So, prairie plants devote a lot of energy early on to root growth instead of producing leaves, stems, or—disappointingly—flowers. It may take two to three years before the prairie you planted looks like a prairie. This patience, though, pays off later in reduced maintenance.
The maintenance of traditional lawns typically requires the homeowner to mow once weekly throughout the growing season. This can mean six months or more of mowing! In contrast, established prairies require one, sometimes two, mows per year.
Our Consultation Services and Pricing
For Two or More Acres of Land
If you have two or more acres of land, we can provide you with:

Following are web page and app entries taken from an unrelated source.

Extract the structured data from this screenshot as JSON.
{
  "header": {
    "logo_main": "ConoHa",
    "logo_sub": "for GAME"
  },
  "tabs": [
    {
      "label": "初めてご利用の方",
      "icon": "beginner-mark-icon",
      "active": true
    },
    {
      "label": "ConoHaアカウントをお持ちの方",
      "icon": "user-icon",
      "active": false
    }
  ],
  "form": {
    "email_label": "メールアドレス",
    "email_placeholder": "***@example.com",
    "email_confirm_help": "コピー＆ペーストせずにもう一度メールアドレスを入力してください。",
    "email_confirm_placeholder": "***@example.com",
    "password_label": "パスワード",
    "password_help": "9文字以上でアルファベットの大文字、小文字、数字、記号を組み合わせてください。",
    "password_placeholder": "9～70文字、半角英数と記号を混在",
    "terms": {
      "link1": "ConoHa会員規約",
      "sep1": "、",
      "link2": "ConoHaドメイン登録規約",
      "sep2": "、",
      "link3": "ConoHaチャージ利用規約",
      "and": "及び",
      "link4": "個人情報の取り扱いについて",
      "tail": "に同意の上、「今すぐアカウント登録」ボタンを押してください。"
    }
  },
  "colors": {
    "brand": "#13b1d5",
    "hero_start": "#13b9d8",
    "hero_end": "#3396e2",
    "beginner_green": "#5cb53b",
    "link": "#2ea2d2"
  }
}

- Prairie Consult: On-the-ground consultation to give you a customized recommendation for when, what, and how to convert your land into prairie | Cost: $250 (this fee is waived if you select Full Prairie Restoration)
- Full Prairie Restoration: On-the-ground consultation, plus the design, site prep, all materials, and installation of your new prairie | *Because each prairie project is different, a custom estimate will be provided for each project.
For Less than Two Acres of Land
If you have less than 2 acres of land and are interested in prairie garden beds, we can provide you with:
- Landscape Consultation: A conservation staff member will meet with you on your property to discuss options for turning your property into a wildlife friendly habitat. The consultation will include on-the-spot landscape management advice and specific planting suggestions for your property. | Cost: $250
- Restoration Plan: Includes everything provided in a site visit PLUS a do-it-yourself outline of the specific projects that you could undertake to improve the quality of wildlife habitat on your property. The plan includes instructions that allow the average landowner with basic landscaping skills to complete the work themselves. | Cost: $500
*Currently, we are not able to provide full restoration services to homeowners with less than 2 acres of land.
For more information about Restorative Landscapes, email Cory Christopher at firstname.lastname@example.org.